──────── Supplied records
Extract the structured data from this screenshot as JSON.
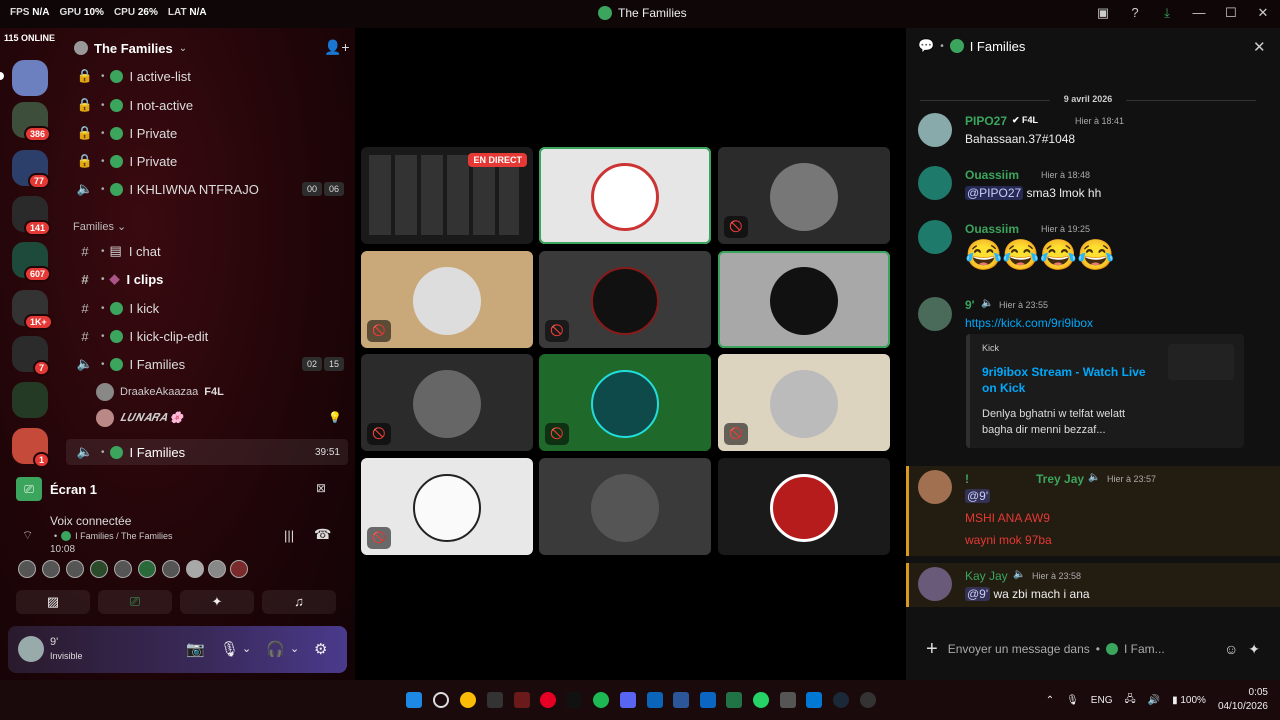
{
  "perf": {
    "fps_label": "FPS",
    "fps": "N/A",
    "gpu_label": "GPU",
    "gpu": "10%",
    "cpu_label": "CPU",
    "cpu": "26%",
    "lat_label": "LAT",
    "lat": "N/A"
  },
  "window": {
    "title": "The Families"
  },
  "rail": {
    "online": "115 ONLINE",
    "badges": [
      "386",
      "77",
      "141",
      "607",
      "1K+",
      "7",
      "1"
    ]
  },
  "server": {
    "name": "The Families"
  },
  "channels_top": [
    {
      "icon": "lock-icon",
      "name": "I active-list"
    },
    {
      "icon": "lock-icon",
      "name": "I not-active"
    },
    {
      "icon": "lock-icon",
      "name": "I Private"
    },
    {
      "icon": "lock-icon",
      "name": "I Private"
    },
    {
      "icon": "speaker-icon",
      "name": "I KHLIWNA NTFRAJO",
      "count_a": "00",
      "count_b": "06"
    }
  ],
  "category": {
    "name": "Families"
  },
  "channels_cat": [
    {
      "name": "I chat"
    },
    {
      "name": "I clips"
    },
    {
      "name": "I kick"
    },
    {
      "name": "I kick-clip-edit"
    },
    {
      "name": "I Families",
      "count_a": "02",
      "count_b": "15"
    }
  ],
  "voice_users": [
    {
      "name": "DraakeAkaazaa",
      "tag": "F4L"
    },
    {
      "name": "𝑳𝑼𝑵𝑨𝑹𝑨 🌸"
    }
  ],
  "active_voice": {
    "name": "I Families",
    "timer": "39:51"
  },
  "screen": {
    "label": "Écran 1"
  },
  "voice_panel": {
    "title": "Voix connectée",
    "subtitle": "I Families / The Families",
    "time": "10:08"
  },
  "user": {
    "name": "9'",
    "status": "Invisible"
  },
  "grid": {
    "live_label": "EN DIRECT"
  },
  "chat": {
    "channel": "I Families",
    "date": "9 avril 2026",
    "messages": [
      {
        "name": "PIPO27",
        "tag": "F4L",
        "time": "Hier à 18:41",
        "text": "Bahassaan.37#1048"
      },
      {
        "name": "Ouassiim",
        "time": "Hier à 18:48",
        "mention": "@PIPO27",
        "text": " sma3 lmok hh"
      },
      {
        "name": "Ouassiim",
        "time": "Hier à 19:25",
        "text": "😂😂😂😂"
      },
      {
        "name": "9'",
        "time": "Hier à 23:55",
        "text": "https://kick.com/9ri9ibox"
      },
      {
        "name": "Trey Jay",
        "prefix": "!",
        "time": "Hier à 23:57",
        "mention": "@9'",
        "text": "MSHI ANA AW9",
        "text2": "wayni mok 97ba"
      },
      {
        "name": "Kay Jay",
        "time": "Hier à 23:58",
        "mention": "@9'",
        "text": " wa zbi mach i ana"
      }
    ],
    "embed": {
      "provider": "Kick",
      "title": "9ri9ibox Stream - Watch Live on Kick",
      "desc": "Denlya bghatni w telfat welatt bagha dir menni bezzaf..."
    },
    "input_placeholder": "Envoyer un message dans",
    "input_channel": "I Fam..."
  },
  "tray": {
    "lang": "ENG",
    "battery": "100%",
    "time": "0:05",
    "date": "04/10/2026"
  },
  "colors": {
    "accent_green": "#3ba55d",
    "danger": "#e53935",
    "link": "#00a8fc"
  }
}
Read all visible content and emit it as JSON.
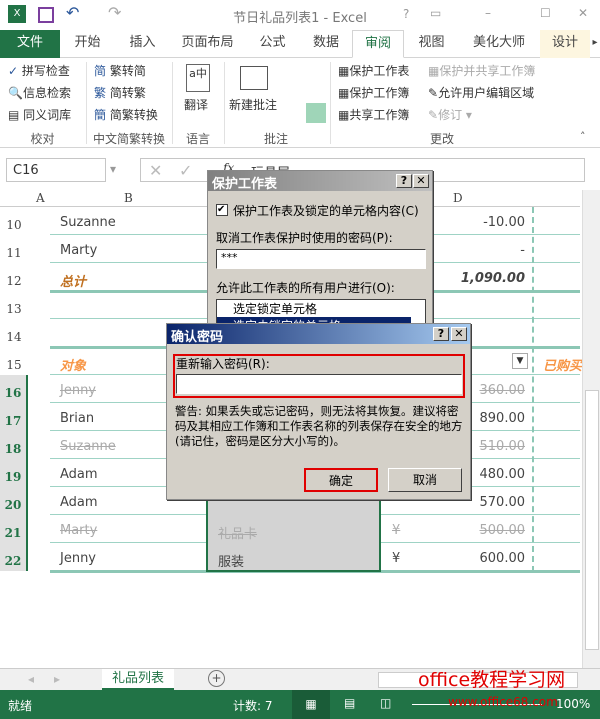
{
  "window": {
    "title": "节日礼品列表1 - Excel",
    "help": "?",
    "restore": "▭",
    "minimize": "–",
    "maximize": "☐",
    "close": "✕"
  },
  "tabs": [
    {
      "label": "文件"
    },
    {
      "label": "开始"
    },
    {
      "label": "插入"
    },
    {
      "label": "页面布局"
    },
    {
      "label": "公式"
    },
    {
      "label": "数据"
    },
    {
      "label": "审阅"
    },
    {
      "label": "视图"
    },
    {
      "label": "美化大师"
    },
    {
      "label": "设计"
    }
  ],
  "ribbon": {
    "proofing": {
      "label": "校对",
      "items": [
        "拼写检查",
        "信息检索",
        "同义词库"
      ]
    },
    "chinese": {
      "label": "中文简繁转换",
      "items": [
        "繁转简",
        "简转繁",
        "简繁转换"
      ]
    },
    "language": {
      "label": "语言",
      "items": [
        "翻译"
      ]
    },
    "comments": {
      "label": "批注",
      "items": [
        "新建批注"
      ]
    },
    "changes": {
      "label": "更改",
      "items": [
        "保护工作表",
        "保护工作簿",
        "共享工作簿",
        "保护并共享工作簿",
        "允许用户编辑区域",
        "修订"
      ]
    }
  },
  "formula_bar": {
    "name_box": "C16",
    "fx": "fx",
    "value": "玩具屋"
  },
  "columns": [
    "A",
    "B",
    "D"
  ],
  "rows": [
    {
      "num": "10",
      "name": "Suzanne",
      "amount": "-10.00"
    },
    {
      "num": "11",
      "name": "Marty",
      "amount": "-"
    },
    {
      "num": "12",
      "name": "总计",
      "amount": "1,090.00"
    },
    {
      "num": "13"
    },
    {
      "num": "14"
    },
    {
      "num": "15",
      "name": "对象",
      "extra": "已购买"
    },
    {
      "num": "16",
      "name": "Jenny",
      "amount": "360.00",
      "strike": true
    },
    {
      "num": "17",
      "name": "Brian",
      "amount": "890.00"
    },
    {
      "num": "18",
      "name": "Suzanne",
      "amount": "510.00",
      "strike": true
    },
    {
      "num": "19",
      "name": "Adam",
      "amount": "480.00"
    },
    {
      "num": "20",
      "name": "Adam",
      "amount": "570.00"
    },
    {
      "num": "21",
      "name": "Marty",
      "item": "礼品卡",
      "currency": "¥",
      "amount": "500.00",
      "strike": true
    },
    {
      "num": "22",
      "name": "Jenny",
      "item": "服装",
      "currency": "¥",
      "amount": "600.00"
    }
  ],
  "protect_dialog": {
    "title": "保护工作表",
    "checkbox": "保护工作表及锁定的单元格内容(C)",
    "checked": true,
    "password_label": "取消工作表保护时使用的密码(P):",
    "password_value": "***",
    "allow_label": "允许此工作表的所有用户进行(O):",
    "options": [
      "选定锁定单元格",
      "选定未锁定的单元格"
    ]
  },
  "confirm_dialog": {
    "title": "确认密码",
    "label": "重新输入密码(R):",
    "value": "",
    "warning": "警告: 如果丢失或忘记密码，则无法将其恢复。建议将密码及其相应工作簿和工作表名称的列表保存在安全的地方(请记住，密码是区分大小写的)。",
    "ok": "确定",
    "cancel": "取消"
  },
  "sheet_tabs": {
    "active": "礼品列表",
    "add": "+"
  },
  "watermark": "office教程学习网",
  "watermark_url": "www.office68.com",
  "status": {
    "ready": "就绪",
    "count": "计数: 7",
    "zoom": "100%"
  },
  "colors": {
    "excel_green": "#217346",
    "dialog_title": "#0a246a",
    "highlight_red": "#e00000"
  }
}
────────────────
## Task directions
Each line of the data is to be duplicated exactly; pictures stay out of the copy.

## Finished exercise
Extract the structured data from this screenshot as JSON.
{
  "perf": {
    "fps_label": "FPS",
    "fps": "N/A",
    "gpu_label": "GPU",
    "gpu": "10%",
    "cpu_label": "CPU",
    "cpu": "26%",
    "lat_label": "LAT",
    "lat": "N/A"
  },
  "window": {
    "title": "The Families"
  },
  "rail": {
    "online": "115 ONLINE",
    "badges": [
      "386",
      "77",
      "141",
      "607",
      "1K+",
      "7",
      "1"
    ]
  },
  "server": {
    "name": "The Families"
  },
  "channels_top": [
    {
      "icon": "lock-icon",
      "name": "I active-list"
    },
    {
      "icon": "lock-icon",
      "name": "I not-active"
    },
    {
      "icon": "lock-icon",
      "name": "I Private"
    },
    {
      "icon": "lock-icon",
      "name": "I Private"
    },
    {
      "icon": "speaker-icon",
      "name": "I KHLIWNA NTFRAJO",
      "count_a": "00",
      "count_b": "06"
    }
  ],
  "category": {
    "name": "Families"
  },
  "channels_cat": [
    {
      "name": "I chat"
    },
    {
      "name": "I clips"
    },
    {
      "name": "I kick"
    },
    {
      "name": "I kick-clip-edit"
    },
    {
      "name": "I Families",
      "count_a": "02",
      "count_b": "15"
    }
  ],
  "voice_users": [
    {
      "name": "DraakeAkaazaa",
      "tag": "F4L"
    },
    {
      "name": "𝑳𝑼𝑵𝑨𝑹𝑨 🌸"
    }
  ],
  "active_voice": {
    "name": "I Families",
    "timer": "39:51"
  },
  "screen": {
    "label": "Écran 1"
  },
  "voice_panel": {
    "title": "Voix connectée",
    "subtitle": "I Families / The Families",
    "time": "10:08"
  },
  "user": {
    "name": "9'",
    "status": "Invisible"
  },
  "grid": {
    "live_label": "EN DIRECT"
  },
  "chat": {
    "channel": "I Families",
    "date": "9 avril 2026",
    "messages": [
      {
        "name": "PIPO27",
        "tag": "F4L",
        "time": "Hier à 18:41",
        "text": "Bahassaan.37#1048"
      },
      {
        "name": "Ouassiim",
        "time": "Hier à 18:48",
        "mention": "@PIPO27",
        "text": " sma3 lmok hh"
      },
      {
        "name": "Ouassiim",
        "time": "Hier à 19:25",
        "text": "😂😂😂😂"
      },
      {
        "name": "9'",
        "time": "Hier à 23:55",
        "text": "https://kick.com/9ri9ibox"
      },
      {
        "name": "Trey Jay",
        "prefix": "!",
        "time": "Hier à 23:57",
        "mention": "@9'",
        "text": "MSHI ANA AW9",
        "text2": "wayni mok 97ba"
      },
      {
        "name": "Kay Jay",
        "time": "Hier à 23:58",
        "mention": "@9'",
        "text": " wa zbi mach i ana"
      }
    ],
    "embed": {
      "provider": "Kick",
      "title": "9ri9ibox Stream - Watch Live on Kick",
      "desc": "Denlya bghatni w telfat welatt bagha dir menni bezzaf..."
    },
    "input_placeholder": "Envoyer un message dans",
    "input_channel": "I Fam..."
  },
  "tray": {
    "lang": "ENG",
    "battery": "100%",
    "time": "0:05",
    "date": "04/10/2026"
  },
  "colors": {
    "accent_green": "#3ba55d",
    "danger": "#e53935",
    "link": "#00a8fc"
  }
}
Read all visible content and emit it as JSON.
{
  "window": {
    "title": "节日礼品列表1 - Excel",
    "help": "?",
    "restore": "▭",
    "minimize": "–",
    "maximize": "☐",
    "close": "✕"
  },
  "tabs": [
    {
      "label": "文件"
    },
    {
      "label": "开始"
    },
    {
      "label": "插入"
    },
    {
      "label": "页面布局"
    },
    {
      "label": "公式"
    },
    {
      "label": "数据"
    },
    {
      "label": "审阅"
    },
    {
      "label": "视图"
    },
    {
      "label": "美化大师"
    },
    {
      "label": "设计"
    }
  ],
  "ribbon": {
    "proofing": {
      "label": "校对",
      "items": [
        "拼写检查",
        "信息检索",
        "同义词库"
      ]
    },
    "chinese": {
      "label": "中文简繁转换",
      "items": [
        "繁转简",
        "简转繁",
        "简繁转换"
      ]
    },
    "language": {
      "label": "语言",
      "items": [
        "翻译"
      ]
    },
    "comments": {
      "label": "批注",
      "items": [
        "新建批注"
      ]
    },
    "changes": {
      "label": "更改",
      "items": [
        "保护工作表",
        "保护工作簿",
        "共享工作簿",
        "保护并共享工作簿",
        "允许用户编辑区域",
        "修订"
      ]
    }
  },
  "formula_bar": {
    "name_box": "C16",
    "fx": "fx",
    "value": "玩具屋"
  },
  "columns": [
    "A",
    "B",
    "D"
  ],
  "rows": [
    {
      "num": "10",
      "name": "Suzanne",
      "amount": "-10.00"
    },
    {
      "num": "11",
      "name": "Marty",
      "amount": "-"
    },
    {
      "num": "12",
      "name": "总计",
      "amount": "1,090.00"
    },
    {
      "num": "13"
    },
    {
      "num": "14"
    },
    {
      "num": "15",
      "name": "对象",
      "extra": "已购买"
    },
    {
      "num": "16",
      "name": "Jenny",
      "amount": "360.00",
      "strike": true
    },
    {
      "num": "17",
      "name": "Brian",
      "amount": "890.00"
    },
    {
      "num": "18",
      "name": "Suzanne",
      "amount": "510.00",
      "strike": true
    },
    {
      "num": "19",
      "name": "Adam",
      "amount": "480.00"
    },
    {
      "num": "20",
      "name": "Adam",
      "amount": "570.00"
    },
    {
      "num": "21",
      "name": "Marty",
      "item": "礼品卡",
      "currency": "¥",
      "amount": "500.00",
      "strike": true
    },
    {
      "num": "22",
      "name": "Jenny",
      "item": "服装",
      "currency": "¥",
      "amount": "600.00"
    }
  ],
  "protect_dialog": {
    "title": "保护工作表",
    "checkbox": "保护工作表及锁定的单元格内容(C)",
    "checked": true,
    "password_label": "取消工作表保护时使用的密码(P):",
    "password_value": "***",
    "allow_label": "允许此工作表的所有用户进行(O):",
    "options": [
      "选定锁定单元格",
      "选定未锁定的单元格"
    ]
  },
  "confirm_dialog": {
    "title": "确认密码",
    "label": "重新输入密码(R):",
    "value": "",
    "warning": "警告: 如果丢失或忘记密码，则无法将其恢复。建议将密码及其相应工作簿和工作表名称的列表保存在安全的地方(请记住，密码是区分大小写的)。",
    "ok": "确定",
    "cancel": "取消"
  },
  "sheet_tabs": {
    "active": "礼品列表",
    "add": "+"
  },
  "watermark": "office教程学习网",
  "watermark_url": "www.office68.com",
  "status": {
    "ready": "就绪",
    "count": "计数: 7",
    "zoom": "100%"
  },
  "colors": {
    "excel_green": "#217346",
    "dialog_title": "#0a246a",
    "highlight_red": "#e00000"
  }
}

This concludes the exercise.